▸ Items listed in a dataset
════════════════════

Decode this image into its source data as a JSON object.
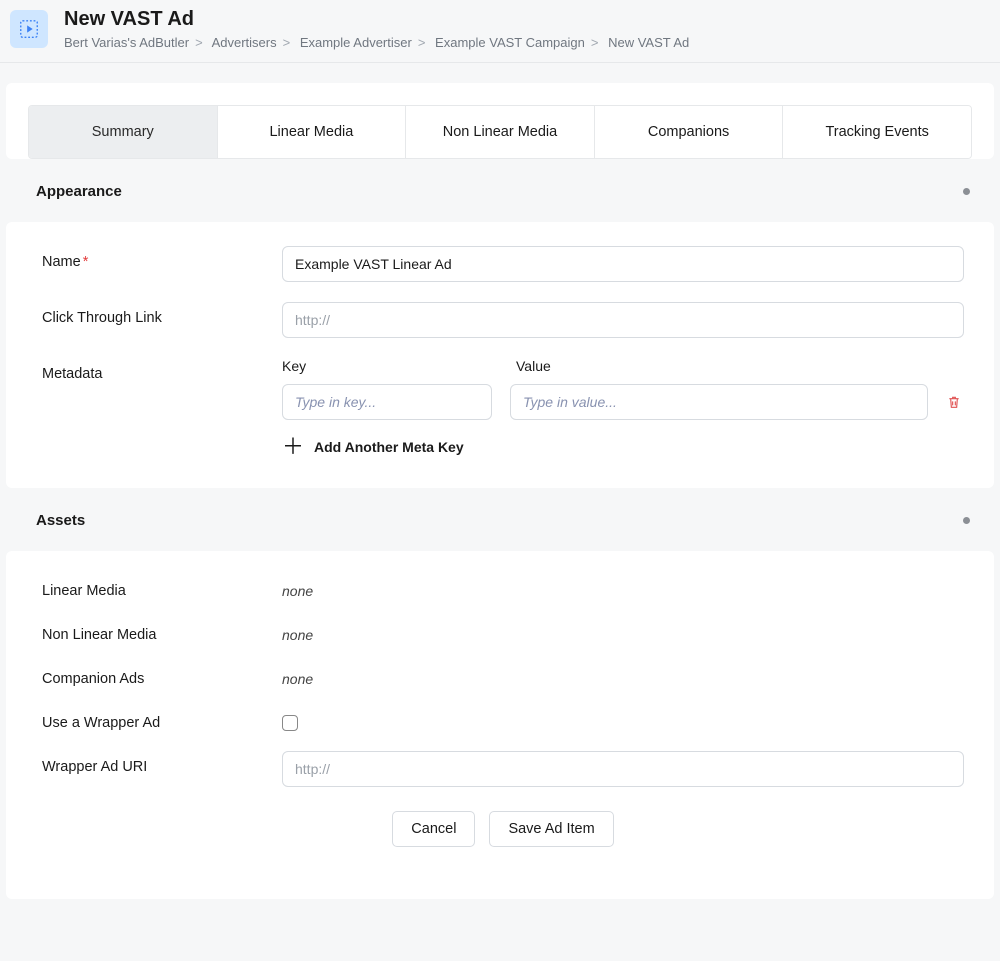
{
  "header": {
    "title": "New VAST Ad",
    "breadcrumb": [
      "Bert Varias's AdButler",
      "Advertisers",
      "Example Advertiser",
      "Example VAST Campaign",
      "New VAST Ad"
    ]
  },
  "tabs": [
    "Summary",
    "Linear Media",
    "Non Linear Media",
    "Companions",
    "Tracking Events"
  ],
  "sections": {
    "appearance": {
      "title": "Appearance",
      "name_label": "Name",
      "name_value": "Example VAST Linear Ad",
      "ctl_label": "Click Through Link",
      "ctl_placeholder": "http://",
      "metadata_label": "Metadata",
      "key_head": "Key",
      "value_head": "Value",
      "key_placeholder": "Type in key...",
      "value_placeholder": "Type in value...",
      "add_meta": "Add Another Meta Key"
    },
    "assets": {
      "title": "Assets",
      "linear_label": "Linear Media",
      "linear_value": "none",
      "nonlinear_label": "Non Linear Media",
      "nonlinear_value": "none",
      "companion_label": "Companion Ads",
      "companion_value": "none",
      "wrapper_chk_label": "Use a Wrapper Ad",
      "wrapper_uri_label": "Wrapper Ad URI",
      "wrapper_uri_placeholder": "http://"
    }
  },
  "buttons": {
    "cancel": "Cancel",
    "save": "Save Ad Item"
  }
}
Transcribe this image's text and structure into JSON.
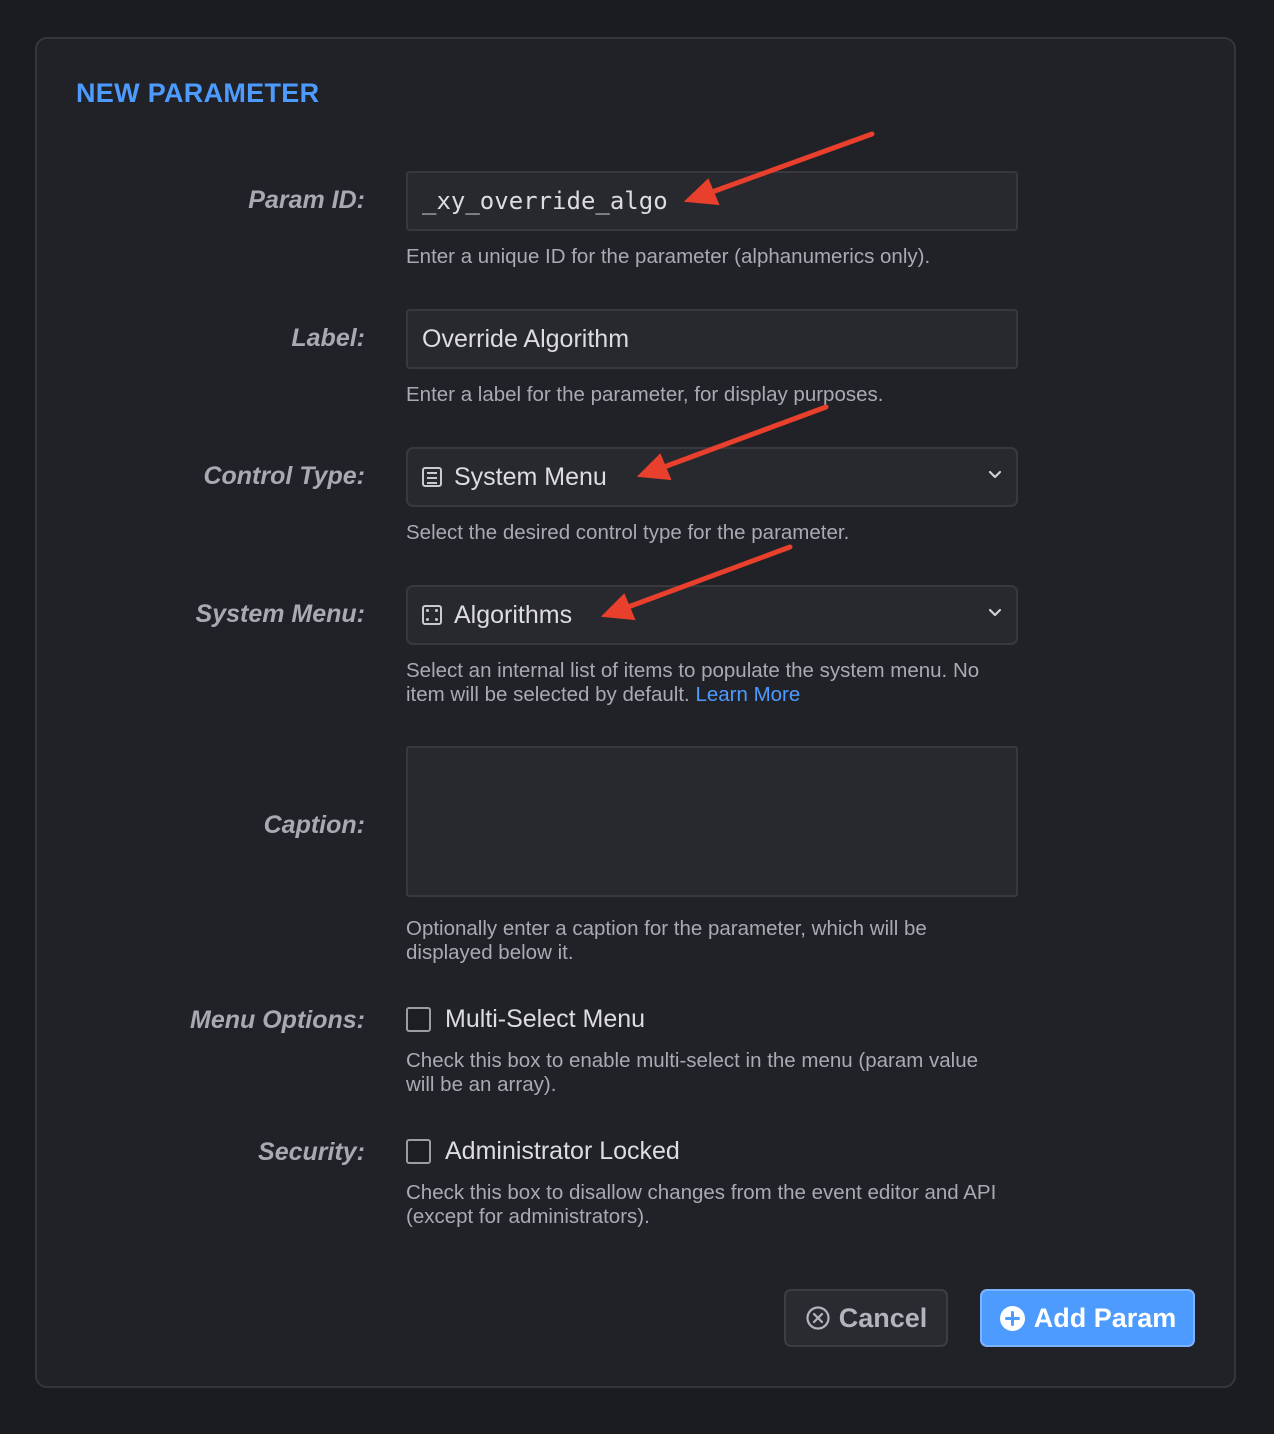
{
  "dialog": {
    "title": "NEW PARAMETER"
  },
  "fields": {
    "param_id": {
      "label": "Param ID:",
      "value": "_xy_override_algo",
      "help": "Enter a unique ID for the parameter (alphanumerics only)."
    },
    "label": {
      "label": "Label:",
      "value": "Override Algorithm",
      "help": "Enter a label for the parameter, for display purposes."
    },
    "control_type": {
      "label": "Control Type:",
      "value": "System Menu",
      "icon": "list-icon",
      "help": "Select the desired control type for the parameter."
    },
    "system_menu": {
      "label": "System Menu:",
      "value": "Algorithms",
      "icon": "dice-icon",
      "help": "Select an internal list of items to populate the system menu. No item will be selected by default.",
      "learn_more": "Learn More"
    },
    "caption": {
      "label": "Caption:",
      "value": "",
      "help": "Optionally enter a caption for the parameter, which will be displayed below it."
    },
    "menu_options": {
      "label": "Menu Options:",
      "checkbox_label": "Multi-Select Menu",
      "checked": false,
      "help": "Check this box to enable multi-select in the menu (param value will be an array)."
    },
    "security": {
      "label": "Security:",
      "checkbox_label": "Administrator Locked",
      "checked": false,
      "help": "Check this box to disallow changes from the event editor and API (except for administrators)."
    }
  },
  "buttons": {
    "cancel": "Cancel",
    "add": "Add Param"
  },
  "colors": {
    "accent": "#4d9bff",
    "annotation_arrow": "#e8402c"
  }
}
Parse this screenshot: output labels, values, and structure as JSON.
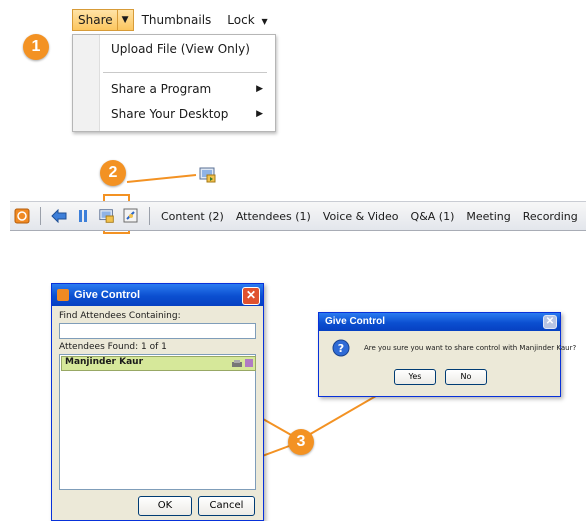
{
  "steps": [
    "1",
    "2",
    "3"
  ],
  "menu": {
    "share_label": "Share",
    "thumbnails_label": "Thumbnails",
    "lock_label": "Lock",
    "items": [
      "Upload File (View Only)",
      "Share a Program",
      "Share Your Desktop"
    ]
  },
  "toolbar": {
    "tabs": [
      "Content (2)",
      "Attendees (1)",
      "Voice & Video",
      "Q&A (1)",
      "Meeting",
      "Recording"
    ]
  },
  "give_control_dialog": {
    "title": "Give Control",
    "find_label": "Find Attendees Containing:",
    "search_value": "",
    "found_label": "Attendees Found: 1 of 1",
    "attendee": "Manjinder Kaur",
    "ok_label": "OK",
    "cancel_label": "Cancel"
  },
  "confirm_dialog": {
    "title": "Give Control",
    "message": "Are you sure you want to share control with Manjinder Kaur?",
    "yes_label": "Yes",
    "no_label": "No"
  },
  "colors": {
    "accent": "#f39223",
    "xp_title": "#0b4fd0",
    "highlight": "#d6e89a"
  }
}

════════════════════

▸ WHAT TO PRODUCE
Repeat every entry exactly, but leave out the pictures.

▸ WRITTEN ANSWER
Decode this image into its source data as a JSON object.
{
  "header": {
    "title": "New VAST Ad",
    "breadcrumb": [
      "Bert Varias's AdButler",
      "Advertisers",
      "Example Advertiser",
      "Example VAST Campaign",
      "New VAST Ad"
    ]
  },
  "tabs": [
    "Summary",
    "Linear Media",
    "Non Linear Media",
    "Companions",
    "Tracking Events"
  ],
  "sections": {
    "appearance": {
      "title": "Appearance",
      "name_label": "Name",
      "name_value": "Example VAST Linear Ad",
      "ctl_label": "Click Through Link",
      "ctl_placeholder": "http://",
      "metadata_label": "Metadata",
      "key_head": "Key",
      "value_head": "Value",
      "key_placeholder": "Type in key...",
      "value_placeholder": "Type in value...",
      "add_meta": "Add Another Meta Key"
    },
    "assets": {
      "title": "Assets",
      "linear_label": "Linear Media",
      "linear_value": "none",
      "nonlinear_label": "Non Linear Media",
      "nonlinear_value": "none",
      "companion_label": "Companion Ads",
      "companion_value": "none",
      "wrapper_chk_label": "Use a Wrapper Ad",
      "wrapper_uri_label": "Wrapper Ad URI",
      "wrapper_uri_placeholder": "http://"
    }
  },
  "buttons": {
    "cancel": "Cancel",
    "save": "Save Ad Item"
  }
}
Transcribe this image's text and structure into JSON.
{
  "dialog": {
    "title": "NEW PARAMETER"
  },
  "fields": {
    "param_id": {
      "label": "Param ID:",
      "value": "_xy_override_algo",
      "help": "Enter a unique ID for the parameter (alphanumerics only)."
    },
    "label": {
      "label": "Label:",
      "value": "Override Algorithm",
      "help": "Enter a label for the parameter, for display purposes."
    },
    "control_type": {
      "label": "Control Type:",
      "value": "System Menu",
      "icon": "list-icon",
      "help": "Select the desired control type for the parameter."
    },
    "system_menu": {
      "label": "System Menu:",
      "value": "Algorithms",
      "icon": "dice-icon",
      "help": "Select an internal list of items to populate the system menu. No item will be selected by default.",
      "learn_more": "Learn More"
    },
    "caption": {
      "label": "Caption:",
      "value": "",
      "help": "Optionally enter a caption for the parameter, which will be displayed below it."
    },
    "menu_options": {
      "label": "Menu Options:",
      "checkbox_label": "Multi-Select Menu",
      "checked": false,
      "help": "Check this box to enable multi-select in the menu (param value will be an array)."
    },
    "security": {
      "label": "Security:",
      "checkbox_label": "Administrator Locked",
      "checked": false,
      "help": "Check this box to disallow changes from the event editor and API (except for administrators)."
    }
  },
  "buttons": {
    "cancel": "Cancel",
    "add": "Add Param"
  },
  "colors": {
    "accent": "#4d9bff",
    "annotation_arrow": "#e8402c"
  }
}
Parse this screenshot: output labels, values, and structure as JSON.
{
  "steps": [
    "1",
    "2",
    "3"
  ],
  "menu": {
    "share_label": "Share",
    "thumbnails_label": "Thumbnails",
    "lock_label": "Lock",
    "items": [
      "Upload File (View Only)",
      "Share a Program",
      "Share Your Desktop"
    ]
  },
  "toolbar": {
    "tabs": [
      "Content (2)",
      "Attendees (1)",
      "Voice & Video",
      "Q&A (1)",
      "Meeting",
      "Recording"
    ]
  },
  "give_control_dialog": {
    "title": "Give Control",
    "find_label": "Find Attendees Containing:",
    "search_value": "",
    "found_label": "Attendees Found: 1 of 1",
    "attendee": "Manjinder Kaur",
    "ok_label": "OK",
    "cancel_label": "Cancel"
  },
  "confirm_dialog": {
    "title": "Give Control",
    "message": "Are you sure you want to share control with Manjinder Kaur?",
    "yes_label": "Yes",
    "no_label": "No"
  },
  "colors": {
    "accent": "#f39223",
    "xp_title": "#0b4fd0",
    "highlight": "#d6e89a"
  }
}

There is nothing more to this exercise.